Items from an interface collection:
- - -
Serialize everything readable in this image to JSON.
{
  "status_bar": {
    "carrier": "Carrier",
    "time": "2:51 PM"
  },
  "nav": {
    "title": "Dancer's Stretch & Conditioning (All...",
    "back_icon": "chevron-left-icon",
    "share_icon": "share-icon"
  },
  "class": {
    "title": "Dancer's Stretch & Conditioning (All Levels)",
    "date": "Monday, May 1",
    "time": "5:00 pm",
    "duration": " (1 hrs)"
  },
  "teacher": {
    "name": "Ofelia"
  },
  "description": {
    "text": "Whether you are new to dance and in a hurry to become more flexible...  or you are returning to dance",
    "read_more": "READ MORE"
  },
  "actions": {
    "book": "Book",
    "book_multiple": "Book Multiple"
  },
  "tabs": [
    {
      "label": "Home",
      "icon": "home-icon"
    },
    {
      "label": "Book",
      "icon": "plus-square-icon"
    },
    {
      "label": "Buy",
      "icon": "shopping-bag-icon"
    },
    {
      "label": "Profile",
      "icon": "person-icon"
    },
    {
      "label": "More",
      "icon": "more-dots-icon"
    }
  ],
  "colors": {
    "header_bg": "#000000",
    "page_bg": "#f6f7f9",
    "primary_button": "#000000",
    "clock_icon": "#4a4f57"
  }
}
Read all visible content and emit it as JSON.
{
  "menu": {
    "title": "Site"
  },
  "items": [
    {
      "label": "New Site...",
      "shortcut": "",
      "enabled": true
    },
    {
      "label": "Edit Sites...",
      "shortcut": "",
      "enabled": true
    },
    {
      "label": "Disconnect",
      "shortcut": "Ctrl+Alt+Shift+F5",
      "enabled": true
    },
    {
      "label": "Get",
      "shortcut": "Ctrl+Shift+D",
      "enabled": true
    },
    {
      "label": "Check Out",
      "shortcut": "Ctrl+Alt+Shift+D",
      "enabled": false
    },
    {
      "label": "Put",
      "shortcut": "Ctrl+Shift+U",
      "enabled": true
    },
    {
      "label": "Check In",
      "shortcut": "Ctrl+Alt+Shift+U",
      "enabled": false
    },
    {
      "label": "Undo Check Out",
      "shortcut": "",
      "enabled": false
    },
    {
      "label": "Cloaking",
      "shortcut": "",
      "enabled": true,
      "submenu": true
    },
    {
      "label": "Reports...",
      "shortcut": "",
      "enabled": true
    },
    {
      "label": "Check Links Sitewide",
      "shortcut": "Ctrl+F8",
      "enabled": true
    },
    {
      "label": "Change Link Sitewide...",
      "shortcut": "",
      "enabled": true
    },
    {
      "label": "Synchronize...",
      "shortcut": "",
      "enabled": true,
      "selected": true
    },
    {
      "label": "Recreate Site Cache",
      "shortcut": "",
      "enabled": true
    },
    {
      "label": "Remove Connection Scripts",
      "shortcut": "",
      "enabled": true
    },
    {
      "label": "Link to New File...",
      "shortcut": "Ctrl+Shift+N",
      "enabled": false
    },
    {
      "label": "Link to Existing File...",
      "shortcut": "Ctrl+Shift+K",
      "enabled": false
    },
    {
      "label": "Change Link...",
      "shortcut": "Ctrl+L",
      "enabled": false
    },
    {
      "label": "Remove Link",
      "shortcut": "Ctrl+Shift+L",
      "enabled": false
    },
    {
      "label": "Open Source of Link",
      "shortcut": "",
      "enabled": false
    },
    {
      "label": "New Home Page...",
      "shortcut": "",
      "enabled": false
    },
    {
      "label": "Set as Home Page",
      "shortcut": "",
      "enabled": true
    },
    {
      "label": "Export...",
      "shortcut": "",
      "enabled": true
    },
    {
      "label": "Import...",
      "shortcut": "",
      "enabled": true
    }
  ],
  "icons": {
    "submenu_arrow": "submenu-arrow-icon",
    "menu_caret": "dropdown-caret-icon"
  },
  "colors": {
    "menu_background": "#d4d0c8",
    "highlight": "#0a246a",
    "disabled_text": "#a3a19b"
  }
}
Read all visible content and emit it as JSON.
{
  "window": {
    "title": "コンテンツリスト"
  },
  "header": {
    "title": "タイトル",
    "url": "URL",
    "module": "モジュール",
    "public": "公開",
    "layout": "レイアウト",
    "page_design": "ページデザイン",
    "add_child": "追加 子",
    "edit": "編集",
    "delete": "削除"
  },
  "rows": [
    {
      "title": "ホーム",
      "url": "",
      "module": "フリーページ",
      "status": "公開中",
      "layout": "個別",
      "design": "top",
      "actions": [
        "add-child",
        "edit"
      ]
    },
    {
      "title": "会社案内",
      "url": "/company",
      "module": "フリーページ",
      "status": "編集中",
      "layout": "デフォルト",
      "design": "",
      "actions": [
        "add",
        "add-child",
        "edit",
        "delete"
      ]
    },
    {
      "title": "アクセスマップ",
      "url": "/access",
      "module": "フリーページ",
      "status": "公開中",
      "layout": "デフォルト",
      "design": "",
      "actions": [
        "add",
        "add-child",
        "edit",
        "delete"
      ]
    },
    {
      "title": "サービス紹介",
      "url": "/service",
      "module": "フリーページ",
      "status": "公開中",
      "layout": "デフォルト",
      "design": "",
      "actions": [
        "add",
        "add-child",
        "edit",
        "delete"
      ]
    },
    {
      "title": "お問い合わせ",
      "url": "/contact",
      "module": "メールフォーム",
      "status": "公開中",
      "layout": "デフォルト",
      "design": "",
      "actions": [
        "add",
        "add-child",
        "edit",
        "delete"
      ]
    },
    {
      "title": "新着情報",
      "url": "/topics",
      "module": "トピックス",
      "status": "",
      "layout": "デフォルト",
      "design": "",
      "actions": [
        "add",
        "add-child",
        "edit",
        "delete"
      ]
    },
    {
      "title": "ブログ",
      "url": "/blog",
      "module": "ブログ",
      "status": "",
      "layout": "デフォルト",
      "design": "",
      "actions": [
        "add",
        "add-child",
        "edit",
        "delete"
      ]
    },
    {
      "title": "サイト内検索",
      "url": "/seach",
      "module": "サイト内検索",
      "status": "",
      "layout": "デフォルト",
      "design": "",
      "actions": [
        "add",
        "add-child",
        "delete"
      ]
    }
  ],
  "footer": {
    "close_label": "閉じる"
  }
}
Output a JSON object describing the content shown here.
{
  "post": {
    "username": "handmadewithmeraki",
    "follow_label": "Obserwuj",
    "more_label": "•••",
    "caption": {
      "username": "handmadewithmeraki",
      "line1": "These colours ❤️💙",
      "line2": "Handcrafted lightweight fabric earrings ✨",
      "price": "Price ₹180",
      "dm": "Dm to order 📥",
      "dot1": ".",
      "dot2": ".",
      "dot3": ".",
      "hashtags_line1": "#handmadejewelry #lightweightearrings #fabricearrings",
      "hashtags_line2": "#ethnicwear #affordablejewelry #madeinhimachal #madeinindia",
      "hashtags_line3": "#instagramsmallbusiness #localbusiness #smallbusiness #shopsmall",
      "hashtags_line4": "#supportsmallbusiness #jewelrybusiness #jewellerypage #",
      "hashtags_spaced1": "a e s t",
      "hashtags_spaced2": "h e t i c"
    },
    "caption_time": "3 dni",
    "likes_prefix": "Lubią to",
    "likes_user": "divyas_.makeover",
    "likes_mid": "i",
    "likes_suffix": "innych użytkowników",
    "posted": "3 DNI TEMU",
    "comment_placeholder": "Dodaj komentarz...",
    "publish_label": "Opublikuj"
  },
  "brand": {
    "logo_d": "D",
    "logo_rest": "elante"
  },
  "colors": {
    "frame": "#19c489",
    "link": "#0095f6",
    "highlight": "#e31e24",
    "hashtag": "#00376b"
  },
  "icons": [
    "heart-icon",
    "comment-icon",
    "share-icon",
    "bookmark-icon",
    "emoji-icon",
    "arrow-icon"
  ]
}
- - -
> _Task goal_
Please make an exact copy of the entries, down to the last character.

> _Exercise output_
Serialize everything readable in this image to JSON.
{
  "status_bar": {
    "carrier": "Carrier",
    "time": "2:51 PM"
  },
  "nav": {
    "title": "Dancer's Stretch & Conditioning (All...",
    "back_icon": "chevron-left-icon",
    "share_icon": "share-icon"
  },
  "class": {
    "title": "Dancer's Stretch & Conditioning (All Levels)",
    "date": "Monday, May 1",
    "time": "5:00 pm",
    "duration": " (1 hrs)"
  },
  "teacher": {
    "name": "Ofelia"
  },
  "description": {
    "text": "Whether you are new to dance and in a hurry to become more flexible...  or you are returning to dance",
    "read_more": "READ MORE"
  },
  "actions": {
    "book": "Book",
    "book_multiple": "Book Multiple"
  },
  "tabs": [
    {
      "label": "Home",
      "icon": "home-icon"
    },
    {
      "label": "Book",
      "icon": "plus-square-icon"
    },
    {
      "label": "Buy",
      "icon": "shopping-bag-icon"
    },
    {
      "label": "Profile",
      "icon": "person-icon"
    },
    {
      "label": "More",
      "icon": "more-dots-icon"
    }
  ],
  "colors": {
    "header_bg": "#000000",
    "page_bg": "#f6f7f9",
    "primary_button": "#000000",
    "clock_icon": "#4a4f57"
  }
}
Read all visible content and emit it as JSON.
{
  "menu": {
    "title": "Site"
  },
  "items": [
    {
      "label": "New Site...",
      "shortcut": "",
      "enabled": true
    },
    {
      "label": "Edit Sites...",
      "shortcut": "",
      "enabled": true
    },
    {
      "label": "Disconnect",
      "shortcut": "Ctrl+Alt+Shift+F5",
      "enabled": true
    },
    {
      "label": "Get",
      "shortcut": "Ctrl+Shift+D",
      "enabled": true
    },
    {
      "label": "Check Out",
      "shortcut": "Ctrl+Alt+Shift+D",
      "enabled": false
    },
    {
      "label": "Put",
      "shortcut": "Ctrl+Shift+U",
      "enabled": true
    },
    {
      "label": "Check In",
      "shortcut": "Ctrl+Alt+Shift+U",
      "enabled": false
    },
    {
      "label": "Undo Check Out",
      "shortcut": "",
      "enabled": false
    },
    {
      "label": "Cloaking",
      "shortcut": "",
      "enabled": true,
      "submenu": true
    },
    {
      "label": "Reports...",
      "shortcut": "",
      "enabled": true
    },
    {
      "label": "Check Links Sitewide",
      "shortcut": "Ctrl+F8",
      "enabled": true
    },
    {
      "label": "Change Link Sitewide...",
      "shortcut": "",
      "enabled": true
    },
    {
      "label": "Synchronize...",
      "shortcut": "",
      "enabled": true,
      "selected": true
    },
    {
      "label": "Recreate Site Cache",
      "shortcut": "",
      "enabled": true
    },
    {
      "label": "Remove Connection Scripts",
      "shortcut": "",
      "enabled": true
    },
    {
      "label": "Link to New File...",
      "shortcut": "Ctrl+Shift+N",
      "enabled": false
    },
    {
      "label": "Link to Existing File...",
      "shortcut": "Ctrl+Shift+K",
      "enabled": false
    },
    {
      "label": "Change Link...",
      "shortcut": "Ctrl+L",
      "enabled": false
    },
    {
      "label": "Remove Link",
      "shortcut": "Ctrl+Shift+L",
      "enabled": false
    },
    {
      "label": "Open Source of Link",
      "shortcut": "",
      "enabled": false
    },
    {
      "label": "New Home Page...",
      "shortcut": "",
      "enabled": false
    },
    {
      "label": "Set as Home Page",
      "shortcut": "",
      "enabled": true
    },
    {
      "label": "Export...",
      "shortcut": "",
      "enabled": true
    },
    {
      "label": "Import...",
      "shortcut": "",
      "enabled": true
    }
  ],
  "icons": {
    "submenu_arrow": "submenu-arrow-icon",
    "menu_caret": "dropdown-caret-icon"
  },
  "colors": {
    "menu_background": "#d4d0c8",
    "highlight": "#0a246a",
    "disabled_text": "#a3a19b"
  }
}
Read all visible content and emit it as JSON.
{
  "window": {
    "title": "コンテンツリスト"
  },
  "header": {
    "title": "タイトル",
    "url": "URL",
    "module": "モジュール",
    "public": "公開",
    "layout": "レイアウト",
    "page_design": "ページデザイン",
    "add_child": "追加 子",
    "edit": "編集",
    "delete": "削除"
  },
  "rows": [
    {
      "title": "ホーム",
      "url": "",
      "module": "フリーページ",
      "status": "公開中",
      "layout": "個別",
      "design": "top",
      "actions": [
        "add-child",
        "edit"
      ]
    },
    {
      "title": "会社案内",
      "url": "/company",
      "module": "フリーページ",
      "status": "編集中",
      "layout": "デフォルト",
      "design": "",
      "actions": [
        "add",
        "add-child",
        "edit",
        "delete"
      ]
    },
    {
      "title": "アクセスマップ",
      "url": "/access",
      "module": "フリーページ",
      "status": "公開中",
      "layout": "デフォルト",
      "design": "",
      "actions": [
        "add",
        "add-child",
        "edit",
        "delete"
      ]
    },
    {
      "title": "サービス紹介",
      "url": "/service",
      "module": "フリーページ",
      "status": "公開中",
      "layout": "デフォルト",
      "design": "",
      "actions": [
        "add",
        "add-child",
        "edit",
        "delete"
      ]
    },
    {
      "title": "お問い合わせ",
      "url": "/contact",
      "module": "メールフォーム",
      "status": "公開中",
      "layout": "デフォルト",
      "design": "",
      "actions": [
        "add",
        "add-child",
        "edit",
        "delete"
      ]
    },
    {
      "title": "新着情報",
      "url": "/topics",
      "module": "トピックス",
      "status": "",
      "layout": "デフォルト",
      "design": "",
      "actions": [
        "add",
        "add-child",
        "edit",
        "delete"
      ]
    },
    {
      "title": "ブログ",
      "url": "/blog",
      "module": "ブログ",
      "status": "",
      "layout": "デフォルト",
      "design": "",
      "actions": [
        "add",
        "add-child",
        "edit",
        "delete"
      ]
    },
    {
      "title": "サイト内検索",
      "url": "/seach",
      "module": "サイト内検索",
      "status": "",
      "layout": "デフォルト",
      "design": "",
      "actions": [
        "add",
        "add-child",
        "delete"
      ]
    }
  ],
  "footer": {
    "close_label": "閉じる"
  }
}
Output a JSON object describing the content shown here.
{
  "post": {
    "username": "handmadewithmeraki",
    "follow_label": "Obserwuj",
    "more_label": "•••",
    "caption": {
      "username": "handmadewithmeraki",
      "line1": "These colours ❤️💙",
      "line2": "Handcrafted lightweight fabric earrings ✨",
      "price": "Price ₹180",
      "dm": "Dm to order 📥",
      "dot1": ".",
      "dot2": ".",
      "dot3": ".",
      "hashtags_line1": "#handmadejewelry #lightweightearrings #fabricearrings",
      "hashtags_line2": "#ethnicwear #affordablejewelry #madeinhimachal #madeinindia",
      "hashtags_line3": "#instagramsmallbusiness #localbusiness #smallbusiness #shopsmall",
      "hashtags_line4": "#supportsmallbusiness #jewelrybusiness #jewellerypage #",
      "hashtags_spaced1": "a e s t",
      "hashtags_spaced2": "h e t i c"
    },
    "caption_time": "3 dni",
    "likes_prefix": "Lubią to",
    "likes_user": "divyas_.makeover",
    "likes_mid": "i",
    "likes_suffix": "innych użytkowników",
    "posted": "3 DNI TEMU",
    "comment_placeholder": "Dodaj komentarz...",
    "publish_label": "Opublikuj"
  },
  "brand": {
    "logo_d": "D",
    "logo_rest": "elante"
  },
  "colors": {
    "frame": "#19c489",
    "link": "#0095f6",
    "highlight": "#e31e24",
    "hashtag": "#00376b"
  },
  "icons": [
    "heart-icon",
    "comment-icon",
    "share-icon",
    "bookmark-icon",
    "emoji-icon",
    "arrow-icon"
  ]
}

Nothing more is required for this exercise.